§ Exercise brief: Using the data that follows, state the number of lines holding the word "girl", and give no other output.

----------

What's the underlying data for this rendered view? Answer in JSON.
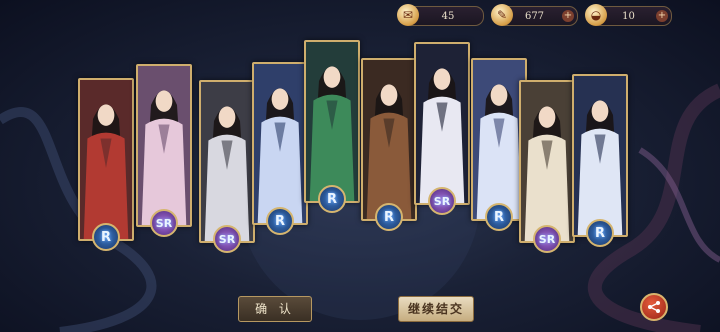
{
  "resources": [
    {
      "name": "scroll",
      "icon": "scroll-icon",
      "glyph": "✉",
      "value": "45"
    },
    {
      "name": "feather",
      "icon": "feather-icon",
      "glyph": "✎",
      "value": "677"
    },
    {
      "name": "ingot",
      "icon": "ingot-icon",
      "glyph": "◒",
      "value": "10"
    }
  ],
  "plus_symbol": "+",
  "cards": [
    {
      "rarity": "R",
      "name": "warrior-girl-red"
    },
    {
      "rarity": "SR",
      "name": "flower-girl-pink"
    },
    {
      "rarity": "SR",
      "name": "silver-haired-man"
    },
    {
      "rarity": "R",
      "name": "girl-blue-robe"
    },
    {
      "rarity": "R",
      "name": "bare-chest-swordsman"
    },
    {
      "rarity": "R",
      "name": "brown-haired-man"
    },
    {
      "rarity": "SR",
      "name": "long-black-hair-man"
    },
    {
      "rarity": "R",
      "name": "girl-lavender-robe"
    },
    {
      "rarity": "SR",
      "name": "girl-hair-ornament"
    },
    {
      "rarity": "R",
      "name": "glasses-man"
    }
  ],
  "buttons": {
    "confirm": "确 认",
    "continue": "继续结交"
  },
  "colors": {
    "frame": "#cfae6d",
    "r_badge": "#2f66b0",
    "sr_badge": "#7b46b3",
    "share": "#c0361f"
  }
}
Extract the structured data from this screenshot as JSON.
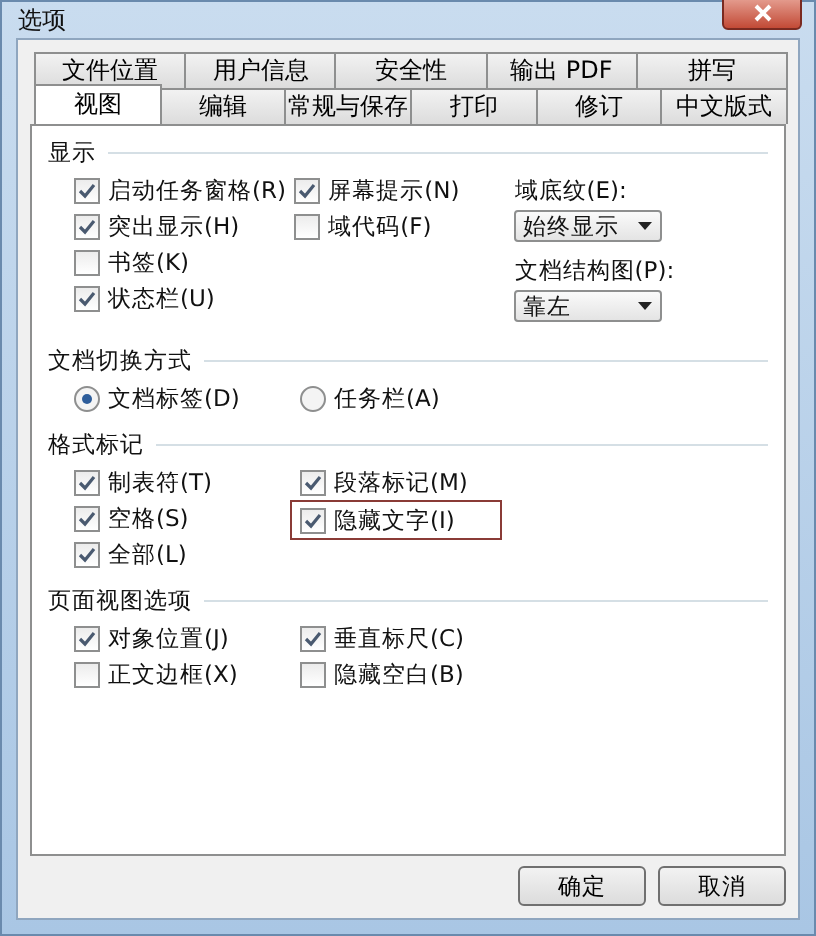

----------

§ Solution to the problem: 5